**EXERCISE INSTRUCTIONS**
Please copy all of the data that follows exactly, leaving any pictures out.

*****

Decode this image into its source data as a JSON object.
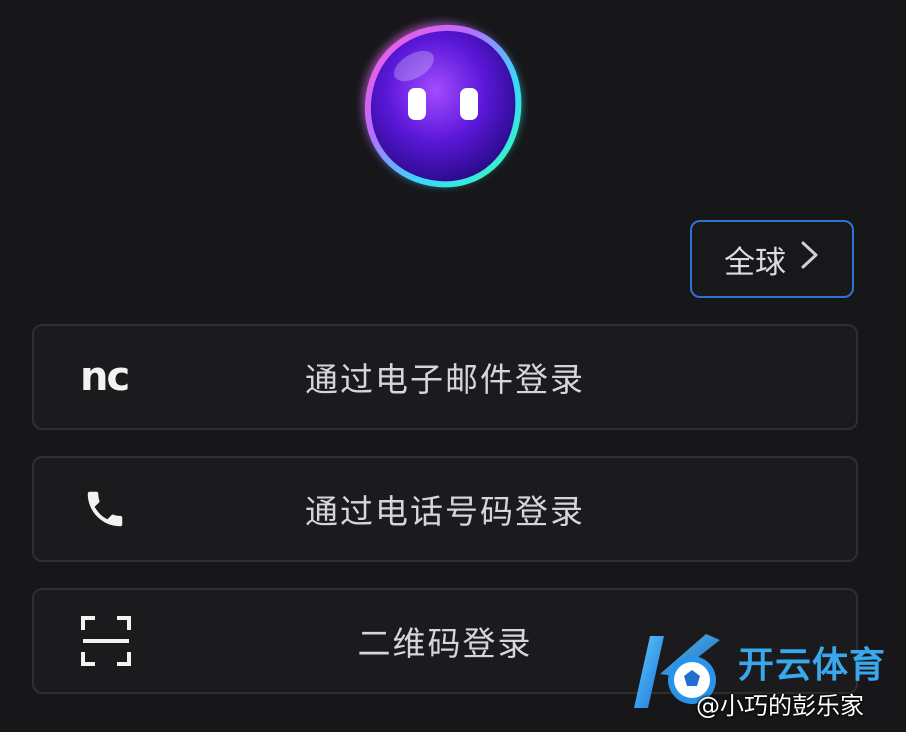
{
  "header": {
    "mascot_icon": "purple-blob-mascot-icon",
    "region": {
      "label": "全球",
      "icon": "chevron-right-icon"
    }
  },
  "login_options": [
    {
      "label": "通过电子邮件登录",
      "icon": "nc-email-icon",
      "icon_text": "nc"
    },
    {
      "label": "通过电话号码登录",
      "icon": "phone-icon"
    },
    {
      "label": "二维码登录",
      "icon": "qr-scan-icon"
    }
  ],
  "watermark": {
    "brand": "开云体育",
    "credit": "@小巧的彭乐家",
    "logo_icon": "k-soccer-logo-icon"
  },
  "colors": {
    "background": "#17171a",
    "region_border": "#2f72d8",
    "button_border": "#2e2e33",
    "brand": "#39a8ec"
  }
}
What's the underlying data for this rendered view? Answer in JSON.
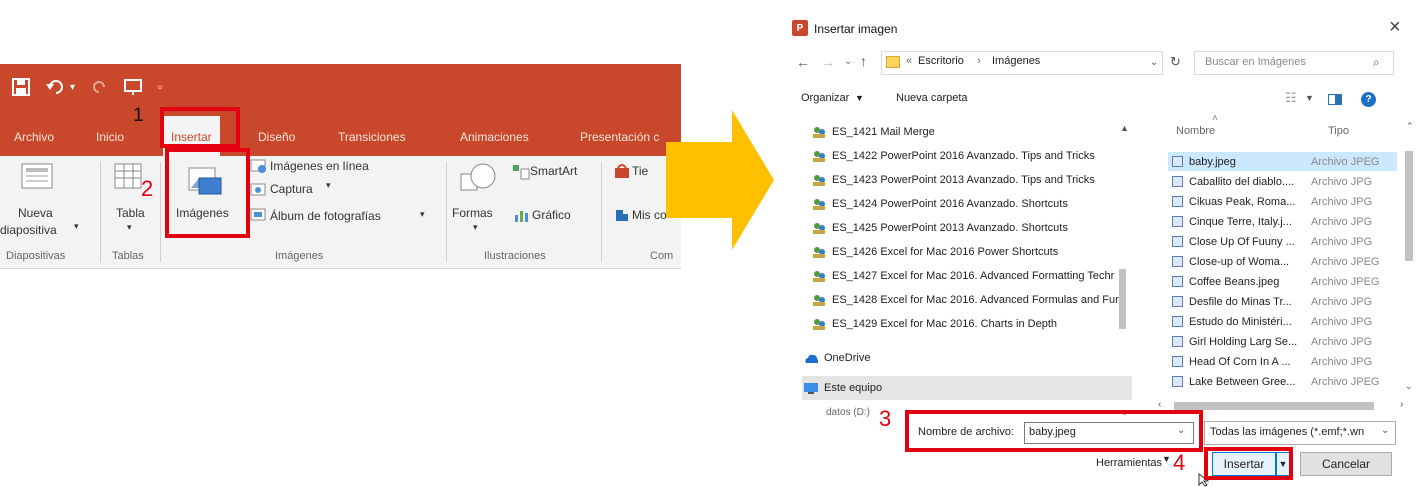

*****

**ANSWER**
Decode this image into its source data as a JSON object.
{
  "header": {
    "mascot_icon": "purple-blob-mascot-icon",
    "region": {
      "label": "全球",
      "icon": "chevron-right-icon"
    }
  },
  "login_options": [
    {
      "label": "通过电子邮件登录",
      "icon": "nc-email-icon",
      "icon_text": "nc"
    },
    {
      "label": "通过电话号码登录",
      "icon": "phone-icon"
    },
    {
      "label": "二维码登录",
      "icon": "qr-scan-icon"
    }
  ],
  "watermark": {
    "brand": "开云体育",
    "credit": "@小巧的彭乐家",
    "logo_icon": "k-soccer-logo-icon"
  },
  "colors": {
    "background": "#17171a",
    "region_border": "#2f72d8",
    "button_border": "#2e2e33",
    "brand": "#39a8ec"
  }
}
What's the underlying data for this rendered view? Answer in JSON.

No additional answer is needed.